Clark is best known for his marginal productivity theory of distribution, which famously says that “the distribution of the income of society is controlled by a natural law, and that this law, if it worked without friction, would give to every agent of production the amount of wealth which that agent creates”. Labor’s wage, which Clark interchangeably calls “standard,” “normal,” “natural,” and “competitive,” is thus determined by the value of its marginal product (what Clark ordinarily terms “specific product”). Fn and refs. omitted.
Most of the rest of both posts is devoted to showing that the evidence doesn’t support this armchair speculation. Evidence is irrelevant, of course. People don’t want to believe they are being cheated by the capitalist system or by the rich, because that would violate their Secular Religion, US Constitutional Capitalism, to which all has capitulated, including their religious belief system and their belief in the rule of law and the Bill of Rights and so on. If people really thought that Constitutional Capitalism was totally corrupt, they might have to do something about it.
The explanation offered by Samuelson and Nordhaus for income distribution is worth another look. Here’s the caption in the text:
Each vertical slice represents the marginal product of that unit of labor. Total national output ODES is found by adding all the vertical slices of MP up to the total supply of labor at S.
The distribution of output is determined by marginal product principles. Total wages are the lower rectangle (equal to the wage rate ON times the quantity of labor OS). Land rents get the residual upper triangle NDE. 238.)
So, this chart is supposed to represent an entire societ. The wage portion is the wages that go to everyone from wildly overpaid CEO to the minimum wage home health care worker. That means it hides all of the changes among wage-earners. As this paper by Larry Mishel shows, that rectangle hides a huge change in allocation between the top earners and the rest of us. We are all familiar with charts like this one by Mishel:
Now take another look at that Samuelson and Nordhaus chart. They say that the money in the triangle DEN belongs to landowners, as “rent”. Of course, since this is about the entire economy, it must be that this “land” is actually all capital, machines, factories, and natural resources, to the extent they are owned by some specific human being or Corporate Person. So why exactly does all of what the authors call excess marginal product go to the capitalists? “The reason is that each landlord is a participant in the competitive market for land and rents the land for its best price.” That doesn’t sound like a reason to me. It sounds like a pre-ordained conclusion.
In fact, as Mishel shows, the last 35 years have seen a reallocation of income between labor and capital. Mishel estimates that about 20% of the gap between productivity and wages is accounted for by increases in the share of national income going to capital. The balance is accounted for by faster increases in prices for goods purchased by consumers compared the prices of things they produce. Mishel calls this the “terms of trade”, and it accounts for a significant part of the variance. Mishel suggests that the gap may mean that higher productivity is not improving overall standards of living, and that further research is needed. I’d suggest that this gap ultimately goes to the capital owners and their highest paid employees.

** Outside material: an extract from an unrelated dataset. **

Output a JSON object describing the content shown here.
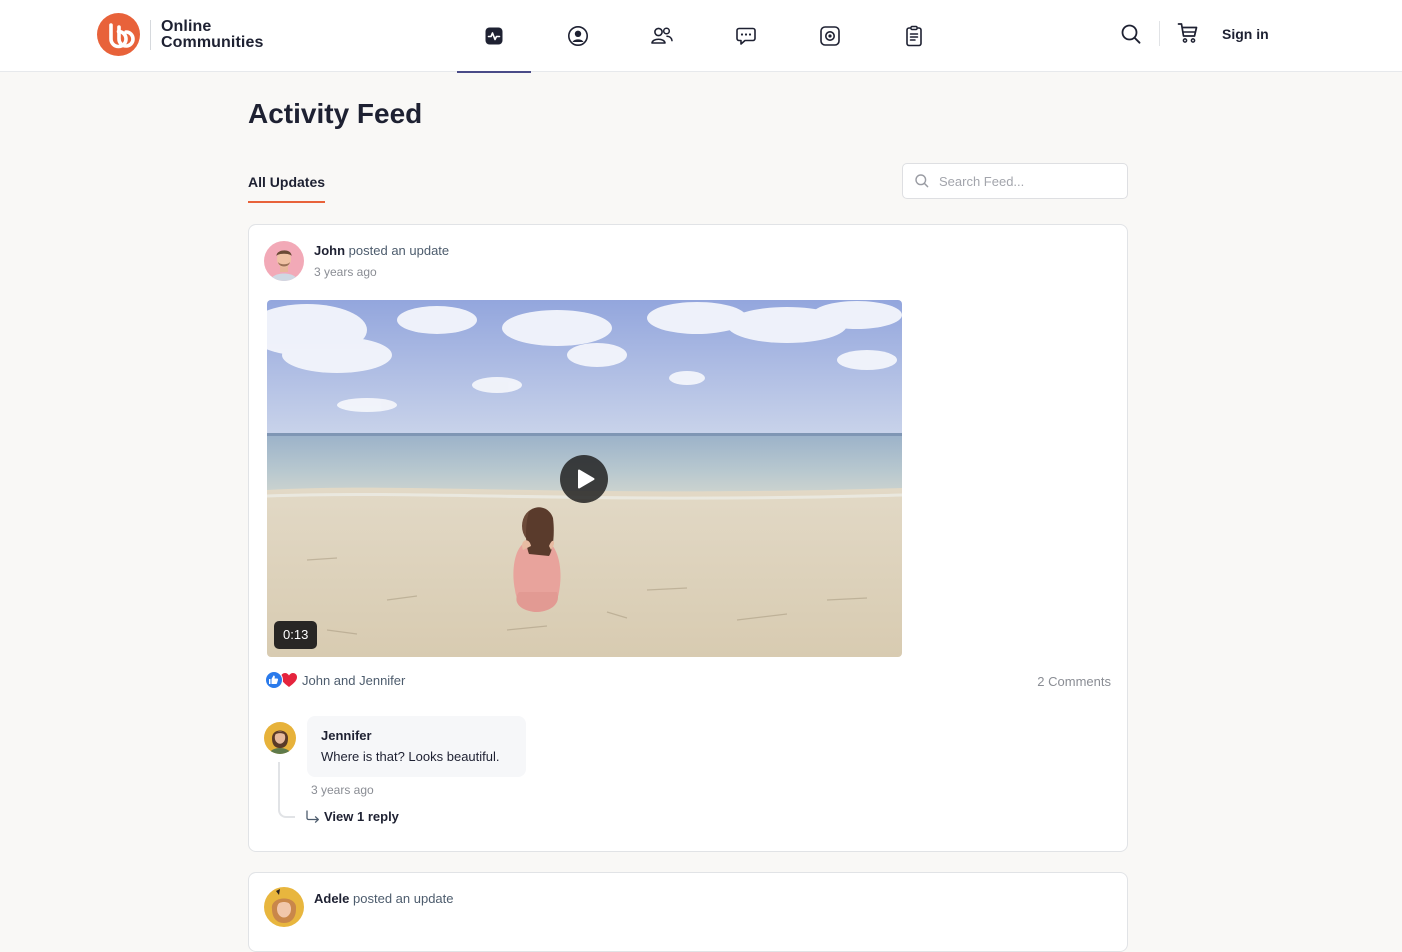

We’re told this is all for the good, either on natural law grounds or because it’s efficient. The natural law thing is nothing but a veneer of philosophy over the greed of rich patrons. Efficiency is currently structured to prioritize the rich over the rest of us. As Mishel shows, the rich, both capitalists and top earners, are taking all of the gains from increased productivity for themselves, money that used to be distributed across the income spectrum. Why should I care at all about efficiency if the burdens fall on my back and the benefits all flow to a tiny number of Capitalist Aristos?